Jerusalem artisan mobilizes Anglo retirees
8,000-10,000 English-speaking tourists visit the 2,000-square-meter Yad LaKashish, or Lifeline for the Old, campus throughout the year to see the paper, metal, silk painting, embroidery and ceramics workshops.
Nestled among 128-year-old alcoves of Jerusalem stone, a cluster of workshops for senior artisans is drawing a modest blend of Anglo workers, volunteers and international friends.
"Back in the U.S., at 70 [years old] I wouldn't be allowed to work," says Hana Amillia Kessler, 76, a retired art teacher from California who has spent the last six years as an illustrator in the bookbindery of the Jerusalem-based Yad LaKashish, or Lifeline for the Old. "Here they discovered that I am a fine artist."
Kessler is the lone native English-speaker among a community mainly comprised of some 300 Russian and Ethiopian artisans who work three-and-a-half-hour days in seven workshops aimed at producing assorted crafts and Judaica. A native of McKeesport, Pennsylvania, who immigrated to Israel in 1996 "to be with the grandchildren," Kessler says she is in "a unique place" - one that not only gives her a creative outlet, but also a daily work stipend, lunch and bus pass.
The 50-year-old organization's workshops also include paper, metal, silk painting, embroidery and ceramics - the latter including some artisans who are legally blind. A "rehabilitation" workshop provides "creative work opportunities," according to Yad LaKashish's executive director, Nava Ein-Mor. The center's financial aid package for artisans includes subsidized eye and dental care.
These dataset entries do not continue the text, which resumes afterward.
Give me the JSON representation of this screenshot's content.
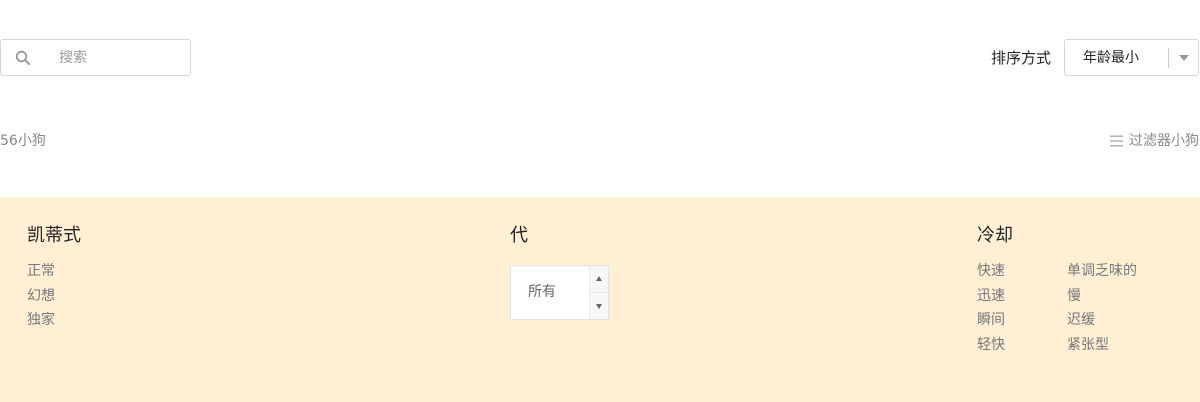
{
  "search": {
    "placeholder": "搜索",
    "value": ""
  },
  "sort": {
    "label": "排序方式",
    "selected": "年龄最小"
  },
  "results": {
    "count_text": "56小狗",
    "filter_label": "过滤器小狗"
  },
  "filters": {
    "style": {
      "title": "凯蒂式",
      "options": [
        "正常",
        "幻想",
        "独家"
      ]
    },
    "generation": {
      "title": "代",
      "value": "所有"
    },
    "cooldown": {
      "title": "冷却",
      "options_col1": [
        "快速",
        "迅速",
        "瞬间",
        "轻快"
      ],
      "options_col2": [
        "单调乏味的",
        "慢",
        "迟缓",
        "紧张型"
      ]
    }
  },
  "colors": {
    "panel_bg": "#fff0d5",
    "muted_text": "#888888"
  }
}
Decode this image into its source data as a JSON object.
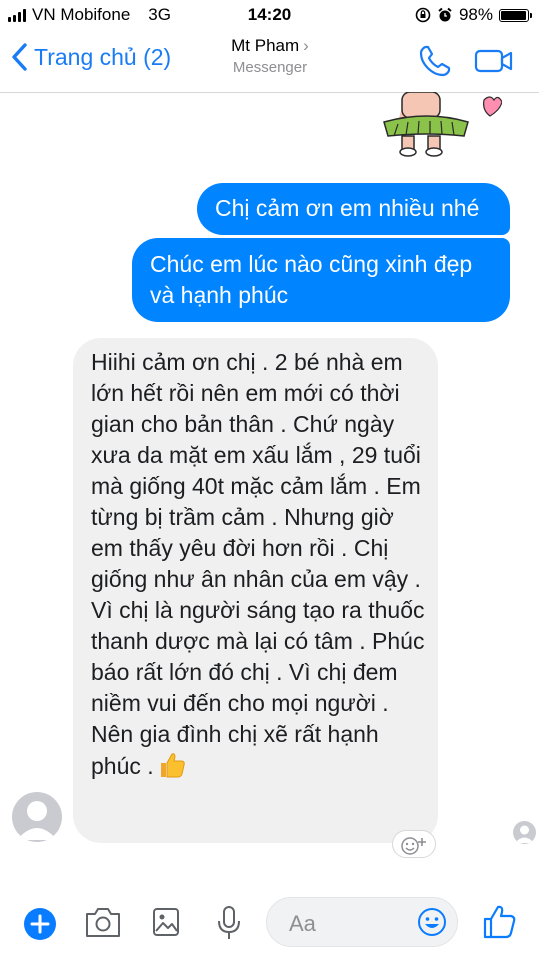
{
  "status_bar": {
    "carrier": "VN Mobifone",
    "network": "3G",
    "time": "14:20",
    "battery": "98%",
    "battery_level": 0.98
  },
  "nav": {
    "back_label": "Trang chủ (2)",
    "contact_name": "Mt Pham",
    "subtitle": "Messenger",
    "chevron": "›",
    "call_icon": "phone-icon",
    "video_icon": "video-camera-icon"
  },
  "messages": [
    {
      "direction": "outgoing",
      "text": "Chị cảm ơn em nhiều nhé"
    },
    {
      "direction": "outgoing",
      "text": "Chúc em lúc nào cũng xinh đẹp và hạnh phúc"
    },
    {
      "direction": "incoming",
      "text": "Hiihi cảm ơn chị . 2 bé nhà em lớn hết rồi nên em mới có thời gian cho bản thân . Chứ ngày xưa da mặt em xấu lắm , 29 tuổi mà giống 40t mặc cảm lắm . Em từng bị trầm cảm . Nhưng giờ em thấy yêu đời hơn rồi . Chị giống như ân nhân của em vậy . Vì chị là người sáng tạo ra thuốc thanh dược mà lại có tâm . Phúc báo rất lớn đó chị . Vì chị đem niềm vui đến cho mọi người . Nên gia đình chị xẽ rất hạnh phúc .",
      "emoji": "thumbs-up-icon"
    }
  ],
  "composer": {
    "placeholder": "Aa",
    "icons": [
      "plus-icon",
      "camera-icon",
      "image-icon",
      "microphone-icon",
      "emoji-icon",
      "like-icon"
    ]
  },
  "colors": {
    "accent": "#0084ff",
    "incoming_bubble": "#f1f0f0",
    "nav_link": "#1a7cf5"
  }
}
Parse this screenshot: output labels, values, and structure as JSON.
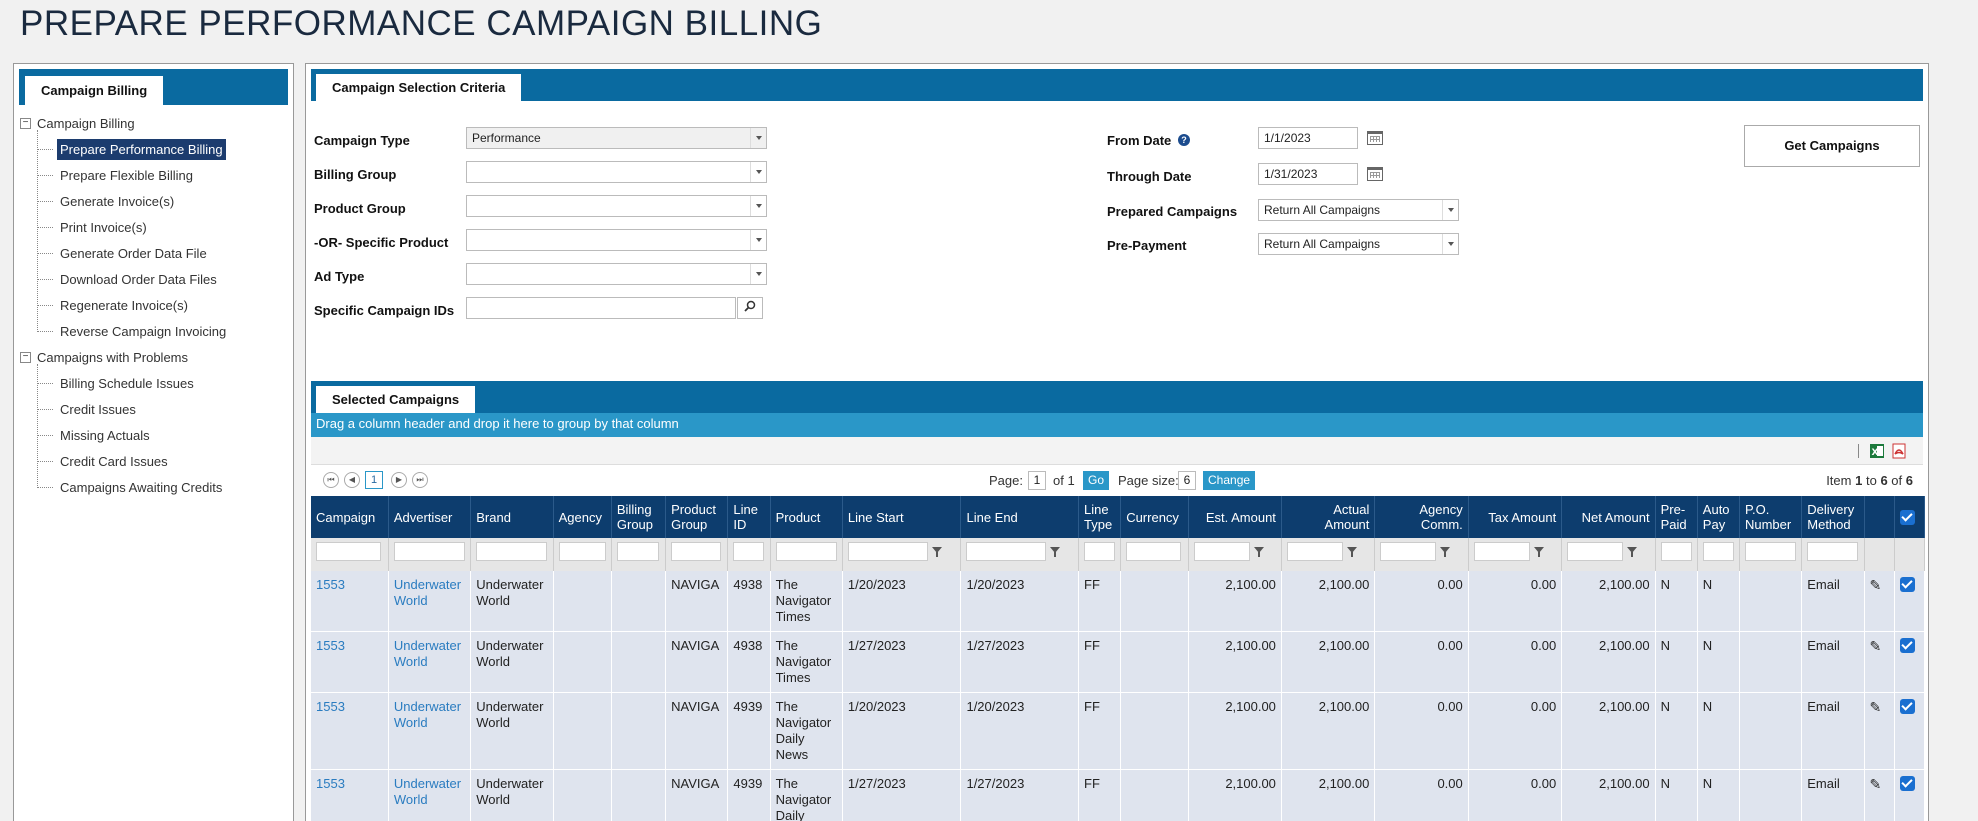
{
  "page": {
    "title": "PREPARE PERFORMANCE CAMPAIGN BILLING"
  },
  "sidebar": {
    "tab_label": "Campaign Billing",
    "groups": [
      {
        "label": "Campaign Billing",
        "items": [
          {
            "label": "Prepare Performance Billing",
            "selected": true
          },
          {
            "label": "Prepare Flexible Billing"
          },
          {
            "label": "Generate Invoice(s)"
          },
          {
            "label": "Print Invoice(s)"
          },
          {
            "label": "Generate Order Data File"
          },
          {
            "label": "Download Order Data Files"
          },
          {
            "label": "Regenerate Invoice(s)"
          },
          {
            "label": "Reverse Campaign Invoicing"
          }
        ]
      },
      {
        "label": "Campaigns with Problems",
        "items": [
          {
            "label": "Billing Schedule Issues"
          },
          {
            "label": "Credit Issues"
          },
          {
            "label": "Missing Actuals"
          },
          {
            "label": "Credit Card Issues"
          },
          {
            "label": "Campaigns Awaiting Credits"
          }
        ]
      }
    ]
  },
  "criteria": {
    "tab_label": "Campaign Selection Criteria",
    "campaign_type": {
      "label": "Campaign Type",
      "value": "Performance"
    },
    "billing_group": {
      "label": "Billing Group",
      "value": ""
    },
    "product_group": {
      "label": "Product Group",
      "value": ""
    },
    "specific_product": {
      "label": "-OR- Specific Product",
      "value": ""
    },
    "ad_type": {
      "label": "Ad Type",
      "value": ""
    },
    "campaign_ids": {
      "label": "Specific Campaign IDs",
      "value": ""
    },
    "from_date": {
      "label": "From Date",
      "value": "1/1/2023"
    },
    "through_date": {
      "label": "Through Date",
      "value": "1/31/2023"
    },
    "prepared_campaigns": {
      "label": "Prepared Campaigns",
      "value": "Return All Campaigns"
    },
    "pre_payment": {
      "label": "Pre-Payment",
      "value": "Return All Campaigns"
    },
    "get_button": "Get Campaigns"
  },
  "selected": {
    "tab_label": "Selected Campaigns",
    "group_hint": "Drag a column header and drop it here to group by that column",
    "pager": {
      "current_page": "1",
      "page_label": "Page:",
      "page_input": "1",
      "of_label": "of 1",
      "go_label": "Go",
      "page_size_label": "Page size:",
      "page_size": "6",
      "change_label": "Change",
      "item_word": "Item",
      "item_from": "1",
      "item_to_word": "to",
      "item_to": "6",
      "item_of_word": "of",
      "item_total": "6"
    },
    "columns": [
      "Campaign",
      "Advertiser",
      "Brand",
      "Agency",
      "Billing Group",
      "Product Group",
      "Line ID",
      "Product",
      "Line Start",
      "Line End",
      "Line Type",
      "Currency",
      "Est. Amount",
      "Actual Amount",
      "Agency Comm.",
      "Tax Amount",
      "Net Amount",
      "Pre-Paid",
      "Auto Pay",
      "P.O. Number",
      "Delivery Method"
    ],
    "rows": [
      {
        "campaign": "1553",
        "advertiser": "Underwater World",
        "brand": "Underwater World",
        "agency": "",
        "billing_group": "",
        "product_group": "NAVIGA",
        "line_id": "4938",
        "product": "The Navigator Times",
        "line_start": "1/20/2023",
        "line_end": "1/20/2023",
        "line_type": "FF",
        "currency": "",
        "est_amount": "2,100.00",
        "actual_amount": "2,100.00",
        "agency_comm": "0.00",
        "tax_amount": "0.00",
        "net_amount": "2,100.00",
        "pre_paid": "N",
        "auto_pay": "N",
        "po_number": "",
        "delivery_method": "Email"
      },
      {
        "campaign": "1553",
        "advertiser": "Underwater World",
        "brand": "Underwater World",
        "agency": "",
        "billing_group": "",
        "product_group": "NAVIGA",
        "line_id": "4938",
        "product": "The Navigator Times",
        "line_start": "1/27/2023",
        "line_end": "1/27/2023",
        "line_type": "FF",
        "currency": "",
        "est_amount": "2,100.00",
        "actual_amount": "2,100.00",
        "agency_comm": "0.00",
        "tax_amount": "0.00",
        "net_amount": "2,100.00",
        "pre_paid": "N",
        "auto_pay": "N",
        "po_number": "",
        "delivery_method": "Email"
      },
      {
        "campaign": "1553",
        "advertiser": "Underwater World",
        "brand": "Underwater World",
        "agency": "",
        "billing_group": "",
        "product_group": "NAVIGA",
        "line_id": "4939",
        "product": "The Navigator Daily News",
        "line_start": "1/20/2023",
        "line_end": "1/20/2023",
        "line_type": "FF",
        "currency": "",
        "est_amount": "2,100.00",
        "actual_amount": "2,100.00",
        "agency_comm": "0.00",
        "tax_amount": "0.00",
        "net_amount": "2,100.00",
        "pre_paid": "N",
        "auto_pay": "N",
        "po_number": "",
        "delivery_method": "Email"
      },
      {
        "campaign": "1553",
        "advertiser": "Underwater World",
        "brand": "Underwater World",
        "agency": "",
        "billing_group": "",
        "product_group": "NAVIGA",
        "line_id": "4939",
        "product": "The Navigator Daily News",
        "line_start": "1/27/2023",
        "line_end": "1/27/2023",
        "line_type": "FF",
        "currency": "",
        "est_amount": "2,100.00",
        "actual_amount": "2,100.00",
        "agency_comm": "0.00",
        "tax_amount": "0.00",
        "net_amount": "2,100.00",
        "pre_paid": "N",
        "auto_pay": "N",
        "po_number": "",
        "delivery_method": "Email"
      }
    ]
  }
}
"There's nothing remotely close to this in America," marvels Adam Goldstein, a family doctor from Chapel Hill, North Carolina, and second-generation supporter who stopped by this week to purchase a hand-painted embroidery for his son's prayer shawl. His daughter's bat mitzvah invitations were also designed and produced by the artisans. "Here, these individuals are able to earn an income and have a life that's meaningful," says Goldstein.
Harry Lerner, a book publisher from Minneapolis, Minnesota, said it was important for him and his delegation of 15 to visit the organization he discovered in the late 1960s, when he and his first wife attended Jerusalem's biannual book fair and met Yad LaKashish founder Myriam Mendilow.
"We go back a long way," says Lerner, 80, whose Lerner Publishing Group published "Mother of Jerusalem," a biography of the pioneering Mendilow in 1993.
Lerner's 34-year-old daughter Leah, who is developing a collection of handbags and scarves under the brand "Wake Up Spring," purchased Ethiopian-style paper mache birds from the Yad LaKashish gift shop. "As a designer, I am very impressed with the modern aesthetic and craftsmanship of the wide range of products made by the artisans at Yad LaKashish," says Leah Lerner, who immigrated from Minneapolis in 2009.
The center includes two English-speaking staffers. Rina Polyakov, a 20-year-old resident of Raritan, New Jersey, who is studying this year at Hebrew University and the Bezalel Academy of Arts and Design, is a volunteer in the textiles workshop. Dvorah Steinberg, a 26-year-old native of Brooklyn, New York, is one of the leaders of the metal-work workshop.
Sales, both online and at the organization's gift shop, bring in up to 20 percent of its operating costs (80 percent coming from personal contributions and foundations ), according to its web site.
Ein-Mor estimates that 8,000-10,000 English-speaking tourists visit the 2,000-square-meter Yad LaKashish campus throughout the year. Word of mouth spreads via members of visiting youth movements. "They are our goodwill messengers," Ein-Mor says.